Article courtesy of Jeff Dutson of King & Spalding
Issue of triable fact exists as to whether there was a mutual departure from the terms of a forbearance agreement when the bank repeatedly accepted late, partial payments and later sought to exercise remedies.
Underwood v. Colony Bank, No. A21A1639, 2022 WL 414579 (Ga. Ct. App. Feb 10, 2022)
A debtor (the “Debtor”) that was indebted to the bank (the “Bank”) under three separate promissory notes (the “Notes”), some of which were secured by a mortgage on the Debtor’s home, entered into a forbearance agreement (the “Forbearance Agreement”) with the Bank after falling behind on his loan payments and defaulting under the Notes. After the Debtor missed a scheduled payment under the Forbearance Agreement, the Bank granted the Debtor an extension in exchange for a deed in lieu of foreclosure on his home. Thereafter, the Debtor continued to make late and partial payments, which were accepted by the Bank to pay off one of the Notes.
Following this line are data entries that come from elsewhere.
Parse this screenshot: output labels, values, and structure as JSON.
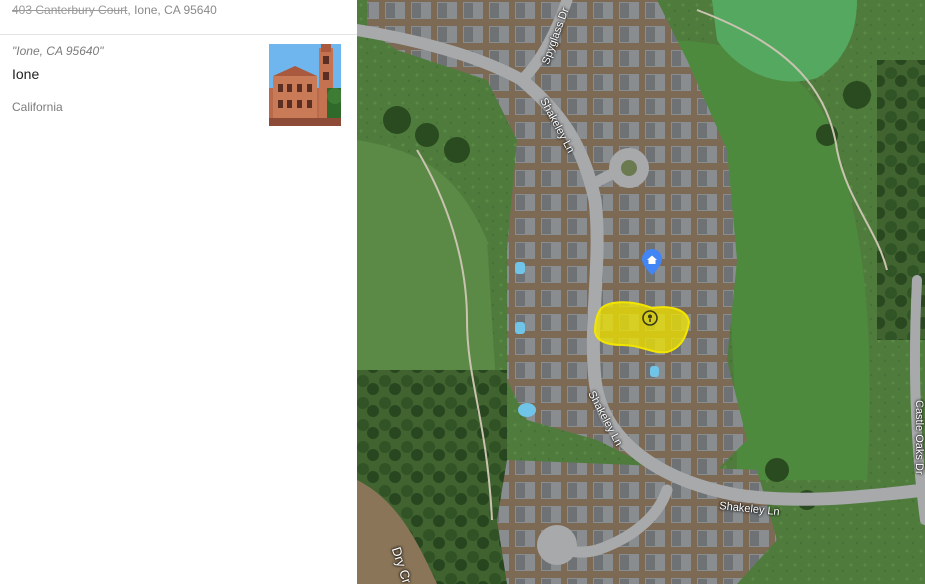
{
  "result": {
    "address_struck": "403 Canterbury Court",
    "address_tail": ", Ione, CA 95640"
  },
  "card": {
    "quote": "\"Ione, CA 95640\"",
    "place": "Ione",
    "state": "California"
  },
  "map": {
    "streets": {
      "spyglass": "Spyglass Dr",
      "shakeley_top": "Shakeley Ln",
      "shakeley_mid": "Shakeley Ln",
      "shakeley_bottom": "Shakeley Ln",
      "castle_oaks": "Castle Oaks Dr",
      "dry_creek": "Dry Cr"
    },
    "highlight_color": "#f2e600",
    "home_pin_color": "#4285f4"
  }
}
After the Debtor failed to make any payments for two months, the Bank informed the Debtor that the Bank would file the deed in lieu and take possession of his home if he failed to pay one of the remaining Notes in full and bring the other Note current within five days.
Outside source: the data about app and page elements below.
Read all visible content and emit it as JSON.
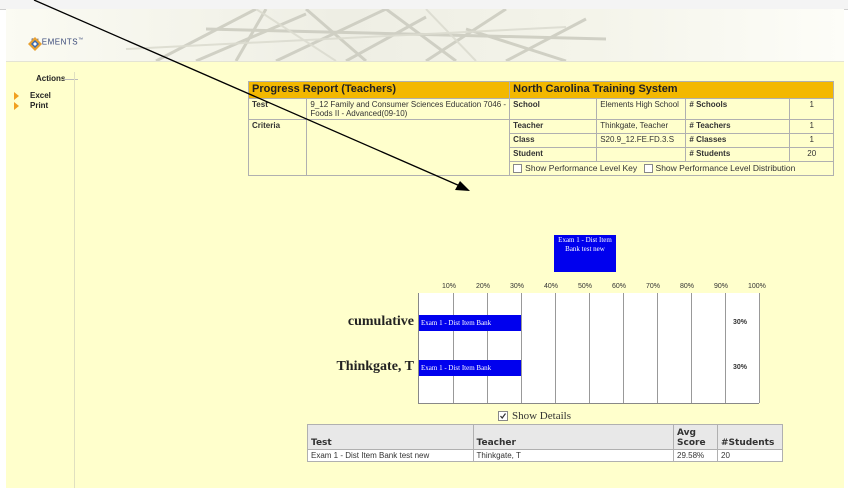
{
  "header": {
    "logo_text": "ELEMENTS",
    "trademark": "™"
  },
  "sidebar": {
    "title": "Actions",
    "items": [
      {
        "label": "Excel"
      },
      {
        "label": "Print"
      }
    ]
  },
  "report": {
    "title": "Progress Report (Teachers)",
    "system": "North Carolina Training System",
    "test_label": "Test",
    "test_value": "9_12 Family and Consumer Sciences Education 7046 - Foods II - Advanced(09-10)",
    "criteria_label": "Criteria",
    "school_label": "School",
    "school_value": "Elements High School",
    "schools_label": "# Schools",
    "schools_value": "1",
    "teacher_label": "Teacher",
    "teacher_value": "Thinkgate, Teacher",
    "teachers_label": "# Teachers",
    "teachers_value": "1",
    "class_label": "Class",
    "class_value": "S20.9_12.FE.FD.3.S",
    "classes_label": "# Classes",
    "classes_value": "1",
    "student_label": "Student",
    "student_value": "",
    "students_label": "# Students",
    "students_value": "20",
    "show_key_label": "Show Performance Level Key",
    "show_dist_label": "Show Performance Level Distribution"
  },
  "chart_data": {
    "type": "bar",
    "orientation": "horizontal",
    "legend": [
      {
        "name": "Exam 1 - Dist Item Bank test new",
        "color": "#0000ee"
      }
    ],
    "x_ticks": [
      "10%",
      "20%",
      "30%",
      "40%",
      "50%",
      "60%",
      "70%",
      "80%",
      "90%",
      "100%"
    ],
    "xlim": [
      0,
      100
    ],
    "categories": [
      "cumulative",
      "Thinkgate, T"
    ],
    "series": [
      {
        "name": "Exam 1 - Dist Item Bank",
        "values": [
          30,
          30
        ],
        "value_labels": [
          "30%",
          "30%"
        ]
      }
    ],
    "grid": true
  },
  "details": {
    "show_details_label": "Show Details",
    "columns": [
      "Test",
      "Teacher",
      "Avg Score",
      "#Students"
    ],
    "rows": [
      [
        "Exam 1 - Dist Item Bank test new",
        "Thinkgate, T",
        "29.58%",
        "20"
      ]
    ]
  }
}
The Debtor commenced an action against the Bank for breach of contract, promissory estoppel, to set aside the deed in lieu of foreclosure, and conversion or trover of real property. The trial court entered summary judgment in favor of the Bank on all counts.
On appeal, the Court of Appeals of Georgia (the “Court”) affirmed the trial court’s grant of summary judgment in favor of the Bank on the Debtor’s claims for promissory estoppel, to set aside the deed in lieu of foreclosure, and for conversion or trover. The Court reversed the trial court’s grant of summary judgement on the Debtor’s breach of contract claim, finding that the Bank’s acceptance of late, partial payments created issues of fact as to whether the Forbearance Agreement was further modified and, if so, whether the Bank provided enough notice that it intended to enforce the exact terms of the Forbearance Agreement. Specifically, the Court noted that (i) there was no evidence that the Bank communicated with the Debtor about immediate payment, exacted a penalty, or exercised its default remedies when the Debtor failed to make timely payments under the Forbearance Agreement and (ii) allegedly telling the Debtor “not to worry” about selling its convenience store to satisfy the debt under the Notes could support a claim that the Bank did not intend to adhere to the Forbearance Agreement. Thus, the trial court erred in granting summary judgment in favor of the Bank on the breach of contract claim.